● Information provided

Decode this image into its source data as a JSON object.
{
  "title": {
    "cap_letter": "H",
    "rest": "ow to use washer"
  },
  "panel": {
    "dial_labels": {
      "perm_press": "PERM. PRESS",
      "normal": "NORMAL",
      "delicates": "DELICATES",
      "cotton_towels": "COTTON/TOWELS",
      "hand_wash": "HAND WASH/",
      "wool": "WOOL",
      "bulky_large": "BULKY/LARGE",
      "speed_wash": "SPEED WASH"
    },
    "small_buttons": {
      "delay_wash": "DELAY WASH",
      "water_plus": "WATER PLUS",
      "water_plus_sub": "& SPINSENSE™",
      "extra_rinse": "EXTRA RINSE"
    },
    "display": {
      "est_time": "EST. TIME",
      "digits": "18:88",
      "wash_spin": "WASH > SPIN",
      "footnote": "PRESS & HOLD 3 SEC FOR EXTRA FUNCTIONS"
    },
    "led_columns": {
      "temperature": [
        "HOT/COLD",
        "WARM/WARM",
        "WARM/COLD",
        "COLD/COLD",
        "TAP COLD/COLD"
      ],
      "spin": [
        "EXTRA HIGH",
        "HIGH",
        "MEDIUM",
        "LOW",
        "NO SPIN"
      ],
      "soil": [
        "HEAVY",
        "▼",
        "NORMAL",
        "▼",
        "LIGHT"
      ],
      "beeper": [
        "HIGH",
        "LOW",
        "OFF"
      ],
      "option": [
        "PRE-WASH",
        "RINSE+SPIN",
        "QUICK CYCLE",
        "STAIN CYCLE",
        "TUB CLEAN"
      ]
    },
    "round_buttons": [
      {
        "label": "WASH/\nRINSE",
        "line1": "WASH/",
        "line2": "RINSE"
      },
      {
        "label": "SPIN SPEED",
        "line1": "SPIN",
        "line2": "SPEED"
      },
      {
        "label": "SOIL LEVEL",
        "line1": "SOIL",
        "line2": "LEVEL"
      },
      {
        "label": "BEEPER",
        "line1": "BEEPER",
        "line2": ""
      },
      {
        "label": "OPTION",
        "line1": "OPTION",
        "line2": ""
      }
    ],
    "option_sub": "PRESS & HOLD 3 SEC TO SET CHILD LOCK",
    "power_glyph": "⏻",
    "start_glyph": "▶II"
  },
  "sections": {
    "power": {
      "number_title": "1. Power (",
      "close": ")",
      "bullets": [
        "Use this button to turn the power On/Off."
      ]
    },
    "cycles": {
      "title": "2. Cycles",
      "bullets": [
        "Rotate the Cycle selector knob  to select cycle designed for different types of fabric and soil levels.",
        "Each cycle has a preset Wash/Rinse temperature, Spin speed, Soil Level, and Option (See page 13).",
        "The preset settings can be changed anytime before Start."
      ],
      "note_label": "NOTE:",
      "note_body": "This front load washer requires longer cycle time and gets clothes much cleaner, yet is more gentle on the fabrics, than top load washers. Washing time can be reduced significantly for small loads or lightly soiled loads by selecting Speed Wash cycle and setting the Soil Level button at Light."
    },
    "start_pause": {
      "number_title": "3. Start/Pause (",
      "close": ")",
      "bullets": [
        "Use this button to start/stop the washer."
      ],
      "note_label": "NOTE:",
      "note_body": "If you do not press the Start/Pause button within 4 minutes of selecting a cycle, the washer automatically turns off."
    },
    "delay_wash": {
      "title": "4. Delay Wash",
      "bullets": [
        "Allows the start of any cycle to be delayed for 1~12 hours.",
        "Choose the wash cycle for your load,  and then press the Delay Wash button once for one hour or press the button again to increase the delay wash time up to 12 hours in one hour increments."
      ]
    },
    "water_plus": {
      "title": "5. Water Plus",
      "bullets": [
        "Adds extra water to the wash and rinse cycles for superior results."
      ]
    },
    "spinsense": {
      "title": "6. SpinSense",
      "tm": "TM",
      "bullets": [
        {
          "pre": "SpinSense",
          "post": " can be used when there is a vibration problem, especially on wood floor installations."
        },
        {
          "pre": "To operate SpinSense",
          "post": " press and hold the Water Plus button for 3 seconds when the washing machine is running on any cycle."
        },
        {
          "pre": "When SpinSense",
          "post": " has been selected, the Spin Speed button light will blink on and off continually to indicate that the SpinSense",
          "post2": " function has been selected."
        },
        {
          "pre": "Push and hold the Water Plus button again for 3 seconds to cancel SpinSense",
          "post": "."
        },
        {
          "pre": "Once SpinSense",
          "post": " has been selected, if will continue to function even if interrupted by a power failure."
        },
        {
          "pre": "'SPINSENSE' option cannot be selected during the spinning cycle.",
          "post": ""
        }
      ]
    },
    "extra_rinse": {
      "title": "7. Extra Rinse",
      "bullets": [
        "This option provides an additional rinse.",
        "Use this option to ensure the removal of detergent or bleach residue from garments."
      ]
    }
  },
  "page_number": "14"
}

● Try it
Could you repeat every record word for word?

● Exercise output
Decode this image into its source data as a JSON object.
{
  "title": {
    "cap_letter": "H",
    "rest": "ow to use washer"
  },
  "panel": {
    "dial_labels": {
      "perm_press": "PERM. PRESS",
      "normal": "NORMAL",
      "delicates": "DELICATES",
      "cotton_towels": "COTTON/TOWELS",
      "hand_wash": "HAND WASH/",
      "wool": "WOOL",
      "bulky_large": "BULKY/LARGE",
      "speed_wash": "SPEED WASH"
    },
    "small_buttons": {
      "delay_wash": "DELAY WASH",
      "water_plus": "WATER PLUS",
      "water_plus_sub": "& SPINSENSE™",
      "extra_rinse": "EXTRA RINSE"
    },
    "display": {
      "est_time": "EST. TIME",
      "digits": "18:88",
      "wash_spin": "WASH > SPIN",
      "footnote": "PRESS & HOLD 3 SEC FOR EXTRA FUNCTIONS"
    },
    "led_columns": {
      "temperature": [
        "HOT/COLD",
        "WARM/WARM",
        "WARM/COLD",
        "COLD/COLD",
        "TAP COLD/COLD"
      ],
      "spin": [
        "EXTRA HIGH",
        "HIGH",
        "MEDIUM",
        "LOW",
        "NO SPIN"
      ],
      "soil": [
        "HEAVY",
        "▼",
        "NORMAL",
        "▼",
        "LIGHT"
      ],
      "beeper": [
        "HIGH",
        "LOW",
        "OFF"
      ],
      "option": [
        "PRE-WASH",
        "RINSE+SPIN",
        "QUICK CYCLE",
        "STAIN CYCLE",
        "TUB CLEAN"
      ]
    },
    "round_buttons": [
      {
        "label": "WASH/\nRINSE",
        "line1": "WASH/",
        "line2": "RINSE"
      },
      {
        "label": "SPIN SPEED",
        "line1": "SPIN",
        "line2": "SPEED"
      },
      {
        "label": "SOIL LEVEL",
        "line1": "SOIL",
        "line2": "LEVEL"
      },
      {
        "label": "BEEPER",
        "line1": "BEEPER",
        "line2": ""
      },
      {
        "label": "OPTION",
        "line1": "OPTION",
        "line2": ""
      }
    ],
    "option_sub": "PRESS & HOLD 3 SEC TO SET CHILD LOCK",
    "power_glyph": "⏻",
    "start_glyph": "▶II"
  },
  "sections": {
    "power": {
      "number_title": "1. Power (",
      "close": ")",
      "bullets": [
        "Use this button to turn the power On/Off."
      ]
    },
    "cycles": {
      "title": "2. Cycles",
      "bullets": [
        "Rotate the Cycle selector knob  to select cycle designed for different types of fabric and soil levels.",
        "Each cycle has a preset Wash/Rinse temperature, Spin speed, Soil Level, and Option (See page 13).",
        "The preset settings can be changed anytime before Start."
      ],
      "note_label": "NOTE:",
      "note_body": "This front load washer requires longer cycle time and gets clothes much cleaner, yet is more gentle on the fabrics, than top load washers. Washing time can be reduced significantly for small loads or lightly soiled loads by selecting Speed Wash cycle and setting the Soil Level button at Light."
    },
    "start_pause": {
      "number_title": "3. Start/Pause (",
      "close": ")",
      "bullets": [
        "Use this button to start/stop the washer."
      ],
      "note_label": "NOTE:",
      "note_body": "If you do not press the Start/Pause button within 4 minutes of selecting a cycle, the washer automatically turns off."
    },
    "delay_wash": {
      "title": "4. Delay Wash",
      "bullets": [
        "Allows the start of any cycle to be delayed for 1~12 hours.",
        "Choose the wash cycle for your load,  and then press the Delay Wash button once for one hour or press the button again to increase the delay wash time up to 12 hours in one hour increments."
      ]
    },
    "water_plus": {
      "title": "5. Water Plus",
      "bullets": [
        "Adds extra water to the wash and rinse cycles for superior results."
      ]
    },
    "spinsense": {
      "title": "6. SpinSense",
      "tm": "TM",
      "bullets": [
        {
          "pre": "SpinSense",
          "post": " can be used when there is a vibration problem, especially on wood floor installations."
        },
        {
          "pre": "To operate SpinSense",
          "post": " press and hold the Water Plus button for 3 seconds when the washing machine is running on any cycle."
        },
        {
          "pre": "When SpinSense",
          "post": " has been selected, the Spin Speed button light will blink on and off continually to indicate that the SpinSense",
          "post2": " function has been selected."
        },
        {
          "pre": "Push and hold the Water Plus button again for 3 seconds to cancel SpinSense",
          "post": "."
        },
        {
          "pre": "Once SpinSense",
          "post": " has been selected, if will continue to function even if interrupted by a power failure."
        },
        {
          "pre": "'SPINSENSE' option cannot be selected during the spinning cycle.",
          "post": ""
        }
      ]
    },
    "extra_rinse": {
      "title": "7. Extra Rinse",
      "bullets": [
        "This option provides an additional rinse.",
        "Use this option to ensure the removal of detergent or bleach residue from garments."
      ]
    }
  },
  "page_number": "14"
}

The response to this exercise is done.